In the beginning there was dirt — and roads that were mere afterthoughts of other East Valley cities. For the most part, they didn’t lead to much of anywhere, as they dustily meandered west toward South Mountain.
When you were a kid, did you ever think, “I want to live to be 100 years old.” Yep, me too. Well, I am fortunate enough to know someone very special to me that is closing in on that giant milestone, my grandma. She is 99 1/2 years old, she will be turning 100 in December and I am hopeful that she makes it. I’ve been telling my boys how lucky they are to have a great grandmother and all the amazing changes she has seen in the world during her lifetime. Imagine growing up without electricity, indoor plumbing, a car, television, computers, iPhones, and more.

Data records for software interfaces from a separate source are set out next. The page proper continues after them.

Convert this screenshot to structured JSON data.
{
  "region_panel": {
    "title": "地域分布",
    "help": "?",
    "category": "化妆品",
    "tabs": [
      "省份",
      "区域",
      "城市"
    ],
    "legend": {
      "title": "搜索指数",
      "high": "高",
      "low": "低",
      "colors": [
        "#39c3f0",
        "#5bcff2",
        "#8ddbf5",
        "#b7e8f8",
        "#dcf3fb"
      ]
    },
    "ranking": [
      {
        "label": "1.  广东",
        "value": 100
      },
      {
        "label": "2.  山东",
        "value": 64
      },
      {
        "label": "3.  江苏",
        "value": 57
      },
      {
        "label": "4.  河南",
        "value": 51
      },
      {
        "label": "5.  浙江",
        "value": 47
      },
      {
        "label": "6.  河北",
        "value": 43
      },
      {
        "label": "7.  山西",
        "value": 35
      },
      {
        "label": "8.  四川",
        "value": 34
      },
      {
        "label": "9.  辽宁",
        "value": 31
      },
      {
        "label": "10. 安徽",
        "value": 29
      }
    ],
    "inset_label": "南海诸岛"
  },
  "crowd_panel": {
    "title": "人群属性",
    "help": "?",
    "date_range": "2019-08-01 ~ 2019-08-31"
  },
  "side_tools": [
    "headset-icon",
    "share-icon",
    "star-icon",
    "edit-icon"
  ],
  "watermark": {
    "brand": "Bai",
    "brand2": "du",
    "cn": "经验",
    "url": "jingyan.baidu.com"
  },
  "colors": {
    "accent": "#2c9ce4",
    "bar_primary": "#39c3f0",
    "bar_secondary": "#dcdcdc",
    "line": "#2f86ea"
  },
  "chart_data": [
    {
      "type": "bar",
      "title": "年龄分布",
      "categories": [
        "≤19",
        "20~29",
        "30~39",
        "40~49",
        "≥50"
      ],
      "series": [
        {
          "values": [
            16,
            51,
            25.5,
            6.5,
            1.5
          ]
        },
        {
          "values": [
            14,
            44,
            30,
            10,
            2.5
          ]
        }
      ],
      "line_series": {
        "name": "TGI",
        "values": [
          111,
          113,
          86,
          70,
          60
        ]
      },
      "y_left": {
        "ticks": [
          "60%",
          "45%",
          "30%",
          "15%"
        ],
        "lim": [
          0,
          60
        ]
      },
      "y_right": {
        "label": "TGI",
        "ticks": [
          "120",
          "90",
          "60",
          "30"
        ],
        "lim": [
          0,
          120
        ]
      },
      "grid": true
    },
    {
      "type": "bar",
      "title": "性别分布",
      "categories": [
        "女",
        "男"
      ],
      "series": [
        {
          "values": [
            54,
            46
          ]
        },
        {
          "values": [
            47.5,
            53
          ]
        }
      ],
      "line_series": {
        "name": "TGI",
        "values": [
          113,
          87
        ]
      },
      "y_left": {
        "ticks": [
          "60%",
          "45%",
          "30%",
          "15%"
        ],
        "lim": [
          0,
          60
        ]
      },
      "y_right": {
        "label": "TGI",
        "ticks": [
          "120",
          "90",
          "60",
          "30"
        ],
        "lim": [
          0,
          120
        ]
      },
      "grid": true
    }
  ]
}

Hello class of 2014 and congratulations! Now, for some of you, this may be the first graduation commencement speech you have attended; but, I’m sure many of you have heard others, filled with the clichés that are common for this occasion. Well I am honored to speak tonight and my address will also be filled with clichés. In order to make this a little less painful, I’d like you all to participate in a little game of BINGO. If all students could mentally mark off the clichés on your BINGO card — Version A, B, or C — while those in the audience play along on their smart phones at phs.2014.com, hopefully we can find a winning group.
Wherever I go in the country, or the world for that matter, if there is a music-related site I take the trouble to visit it. When I was in Rio de Janeiro, I made a beeline for Garota de Ipanema Café and Bar, where the great bossa nova song “The Girl From Ipanema” was written. Last year, while in Nashville, I visited the new Johnny Cash Museum and in New York strolled by the Brill Buildings, where folks like Carole King (“Will You Still Love Me Tomorrow”) and Ellie Greenwich (“Da Doo Ron Ron”) wrote the songs we remember from the 1960s.
Gaining a better appreciation for cultural all over the world can be an exciting venture, and Desert Garden Montessori has been spreading the love of cultural diversity through its annual Multicultural Day.
The recent death of Nelson Mendula has put Apartheid back in the news. “The Housemaid’s Daughter,” by Barbara Mutch, is a fictional account of this turbulent time through the voice of one young and humble black girl whose story speaks volumes for the nation.
A rough beginning in Africa has led a group of children to a unique opportunity in America this Sunday when they’ll share their message of hope through song and dance at a free concert at Horizon Presbyterian Church.
This is in response to Don Crook’s letter on Oct. 11, “Obama is destroying America.” Where does this guy get his information? Obviously he informs himself from the extreme right-wing media where these mindless morons believe everything they are told. HUD is not going to Africa to recruit Muslims to house in non-integrated neighborhoods, and more importantly President Obama is not a Muslim. Anyone who believes that nonsense and anything even close just shows their ignorance by spouting it like it was true when it is patently false. He is very lucky to live in a country where he can say such derogatory things about our government and our President and not suffer any consequences other than to look very foolish.
In its sedulous efforts to accelerate the already rapid dumbing of America, Fox News is intensifying its suppression of economic facts. In John Stossel, Fox evidently has a sincere but stupid dispenser of preposterous misinformation.
In the old days, an immigrant to America would go down to the docks and find a boat going to America. Because he didn’t have any money, he would have to sign up to be an indentured servant for five years to get a place on the ship.
Forty executive MBA students from the W.P. Carey School of Business at Arizona State University were granted a deeper look at how government functions during a two-day event at the State Capitol last week.
A country once identified largely by its strict division of black and white, South Africa has now been a democracy for almost 20 years, and is home to some 50 million people who proudly lay claim to their diversity of ethnicity, culture and 11 official languages. Thus, dubbed “the Rainbow Nation” by Archbishop Desmond Tutu, this incredible country has also been declared one of the 17 mega-diverse destinations in the world by Conservation International.